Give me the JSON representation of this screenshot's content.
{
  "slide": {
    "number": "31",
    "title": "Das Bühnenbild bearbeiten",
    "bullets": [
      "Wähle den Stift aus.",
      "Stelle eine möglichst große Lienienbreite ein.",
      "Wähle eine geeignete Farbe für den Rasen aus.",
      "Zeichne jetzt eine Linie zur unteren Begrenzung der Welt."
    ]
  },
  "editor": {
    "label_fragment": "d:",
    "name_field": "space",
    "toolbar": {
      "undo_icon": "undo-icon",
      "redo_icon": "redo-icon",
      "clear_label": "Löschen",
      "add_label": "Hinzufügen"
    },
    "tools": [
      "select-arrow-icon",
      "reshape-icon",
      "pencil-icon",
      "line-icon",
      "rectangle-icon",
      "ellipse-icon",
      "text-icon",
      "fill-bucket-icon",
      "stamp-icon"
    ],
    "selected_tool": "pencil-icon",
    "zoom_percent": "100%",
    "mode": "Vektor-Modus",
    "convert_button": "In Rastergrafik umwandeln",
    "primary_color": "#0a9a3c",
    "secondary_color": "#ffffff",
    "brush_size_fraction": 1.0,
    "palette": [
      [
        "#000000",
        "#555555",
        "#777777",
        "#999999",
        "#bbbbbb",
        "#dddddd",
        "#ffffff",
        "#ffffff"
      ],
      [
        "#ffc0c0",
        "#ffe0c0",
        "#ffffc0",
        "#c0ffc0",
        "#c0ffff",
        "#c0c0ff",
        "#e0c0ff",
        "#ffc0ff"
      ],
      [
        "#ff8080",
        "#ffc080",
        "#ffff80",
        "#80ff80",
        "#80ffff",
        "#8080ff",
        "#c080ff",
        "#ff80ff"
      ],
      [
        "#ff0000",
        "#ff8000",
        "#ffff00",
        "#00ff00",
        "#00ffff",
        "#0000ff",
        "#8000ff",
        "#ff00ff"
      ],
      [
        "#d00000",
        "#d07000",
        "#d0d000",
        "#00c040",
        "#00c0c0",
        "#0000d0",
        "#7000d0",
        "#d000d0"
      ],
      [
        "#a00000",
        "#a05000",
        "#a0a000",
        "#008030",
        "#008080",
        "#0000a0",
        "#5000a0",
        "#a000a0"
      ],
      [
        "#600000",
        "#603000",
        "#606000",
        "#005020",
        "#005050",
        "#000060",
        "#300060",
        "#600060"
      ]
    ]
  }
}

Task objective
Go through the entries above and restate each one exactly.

Task answer
Give me the JSON representation of this screenshot's content.
{
  "slide": {
    "number": "31",
    "title": "Das Bühnenbild bearbeiten",
    "bullets": [
      "Wähle den Stift aus.",
      "Stelle eine möglichst große Lienienbreite ein.",
      "Wähle eine geeignete Farbe für den Rasen aus.",
      "Zeichne jetzt eine Linie zur unteren Begrenzung der Welt."
    ]
  },
  "editor": {
    "label_fragment": "d:",
    "name_field": "space",
    "toolbar": {
      "undo_icon": "undo-icon",
      "redo_icon": "redo-icon",
      "clear_label": "Löschen",
      "add_label": "Hinzufügen"
    },
    "tools": [
      "select-arrow-icon",
      "reshape-icon",
      "pencil-icon",
      "line-icon",
      "rectangle-icon",
      "ellipse-icon",
      "text-icon",
      "fill-bucket-icon",
      "stamp-icon"
    ],
    "selected_tool": "pencil-icon",
    "zoom_percent": "100%",
    "mode": "Vektor-Modus",
    "convert_button": "In Rastergrafik umwandeln",
    "primary_color": "#0a9a3c",
    "secondary_color": "#ffffff",
    "brush_size_fraction": 1.0,
    "palette": [
      [
        "#000000",
        "#555555",
        "#777777",
        "#999999",
        "#bbbbbb",
        "#dddddd",
        "#ffffff",
        "#ffffff"
      ],
      [
        "#ffc0c0",
        "#ffe0c0",
        "#ffffc0",
        "#c0ffc0",
        "#c0ffff",
        "#c0c0ff",
        "#e0c0ff",
        "#ffc0ff"
      ],
      [
        "#ff8080",
        "#ffc080",
        "#ffff80",
        "#80ff80",
        "#80ffff",
        "#8080ff",
        "#c080ff",
        "#ff80ff"
      ],
      [
        "#ff0000",
        "#ff8000",
        "#ffff00",
        "#00ff00",
        "#00ffff",
        "#0000ff",
        "#8000ff",
        "#ff00ff"
      ],
      [
        "#d00000",
        "#d07000",
        "#d0d000",
        "#00c040",
        "#00c0c0",
        "#0000d0",
        "#7000d0",
        "#d000d0"
      ],
      [
        "#a00000",
        "#a05000",
        "#a0a000",
        "#008030",
        "#008080",
        "#0000a0",
        "#5000a0",
        "#a000a0"
      ],
      [
        "#600000",
        "#603000",
        "#606000",
        "#005020",
        "#005050",
        "#000060",
        "#300060",
        "#600060"
      ]
    ]
  }
}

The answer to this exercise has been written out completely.